But just look at the selection of stories that have been published the last couple of weeks. Editor & Publisher took a look at a number of new local owners who have taken over former Gannett properties. The same sort of thing was covered by the Seattle Times. And the Missouri Independent got into the act by looking into the takeover of former Gannett publications in that state.

What once was NewStart niche is apparently all the rage.

I’m not complaining, mind you. It is great to see coverage of something other than doom and gloom in our industry. It is much needed. And it will continue.

I was also happy to see this article from The Week, titled “A New Model for Modest Middle-Class Journalism,” which includes the following passage:

For the fine folks in our NewStart program, that “profitable media business” could take the form of an existing newspaper, or it may be a startup news organization. There are many different ways to go about it, but they all have to, at heart, revolve around the community you’re serving.

Hey, this backs up what I just said.

This REALLY Matters

This REALLY Matters

October 1, 2021

Greetings, and welcome to a new edition of The NewStart Alliance!

The big news this week: the word of a potential merger between the Chicago Sun-Times and Chicago Public Media that brings about visions of “a new model of local nonprofit journalism” that will be supported “through the generosity of philanthropy, individuals and organizations who share the same belief in journalism’s role in having an informed citizenry, connected community and healthy democracy.”
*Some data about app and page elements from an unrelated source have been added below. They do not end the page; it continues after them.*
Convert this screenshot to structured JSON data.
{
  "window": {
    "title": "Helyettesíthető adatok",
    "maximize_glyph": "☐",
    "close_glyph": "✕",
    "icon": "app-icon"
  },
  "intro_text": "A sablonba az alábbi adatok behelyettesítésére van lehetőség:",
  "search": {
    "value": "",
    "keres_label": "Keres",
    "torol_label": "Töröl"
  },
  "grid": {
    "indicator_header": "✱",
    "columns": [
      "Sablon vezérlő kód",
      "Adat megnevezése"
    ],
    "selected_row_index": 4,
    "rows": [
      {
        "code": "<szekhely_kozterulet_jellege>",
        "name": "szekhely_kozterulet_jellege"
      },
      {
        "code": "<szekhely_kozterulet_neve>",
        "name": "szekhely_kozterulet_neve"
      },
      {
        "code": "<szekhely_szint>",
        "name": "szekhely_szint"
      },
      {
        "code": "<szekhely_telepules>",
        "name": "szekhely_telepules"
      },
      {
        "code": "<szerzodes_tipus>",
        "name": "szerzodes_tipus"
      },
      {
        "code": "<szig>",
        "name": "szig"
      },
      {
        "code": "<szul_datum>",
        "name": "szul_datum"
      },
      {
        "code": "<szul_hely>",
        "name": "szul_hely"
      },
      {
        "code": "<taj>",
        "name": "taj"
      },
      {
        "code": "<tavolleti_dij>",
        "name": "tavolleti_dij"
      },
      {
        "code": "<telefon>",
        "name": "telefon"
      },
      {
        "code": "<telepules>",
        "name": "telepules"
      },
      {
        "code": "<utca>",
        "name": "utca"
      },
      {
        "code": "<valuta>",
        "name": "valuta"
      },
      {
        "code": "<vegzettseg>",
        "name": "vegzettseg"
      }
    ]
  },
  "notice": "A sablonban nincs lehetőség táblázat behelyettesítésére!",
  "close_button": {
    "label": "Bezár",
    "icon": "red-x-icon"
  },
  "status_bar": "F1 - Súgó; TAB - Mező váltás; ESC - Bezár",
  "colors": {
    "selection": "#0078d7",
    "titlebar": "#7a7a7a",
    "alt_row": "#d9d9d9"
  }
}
This possible deal brings about a sense of hope that wasn’t seen when Alden Global Capital purchased Tribune Publishing in May. It is clearly a very different business model, but there is no guarantee that it will work. Any major daily newspaper comes with a lot of financial baggage, and the Sun-Times is no exception.

And if you read the rival Chicago Tribune’s story on the potential merger, they made sure their audience understood those financial difficulties, using the following wording:

  • “the financially struggling daily newspaper”
  • “the Sun-Times has been bleeding red ink for years”
  • “the money-losing Sun-Times”

It’s not wrong, mind you. But now we will see if the nonprofit model can work for a major metropolitan daily in one of the largest markets in the country. Jim Friedlich of the Lenfest Institute believes it can, saying on Twitter that “the @Suntimes has a large, engaged & diverse digital audience that complements @WBEZ’s broadcast & audio reach beautifully. @WBEZ adds fundraising chops. Both organizations are deeply committed to public service journalism. Great marriage.”

Temperature Check

When our NewStart program was being formed a few years back, deals like the Sun-Times/Chicago Public Media one above were just a pipe dream. But times have changed. Creative business models are going mainstream. But there is plenty more to be done for the sake of newspapers … and democracy. 

For example, check out this assortment of stories that popped up in just the past two weeks:

So what does all of this mean? For all of the attention given to a one new ownership opportunity for a major market daily, there are 100 more crucial rural publications elsewhere in the country that need new owners and business models, because the work they do is extremely important on multiple levels.

And that’s where programs like ours at NewStart can help.

Know someone who would be interested in what we do? Tell them about our program and what we do. Forward this newsletter to them and encourage them to subscribe. Or put them in contact with me, and I’d be happy to talk with them about ways they can help ensure that local news not only survives, but thrives.

Soon we will be announcing several new ways to take part in our program, so stay tuned…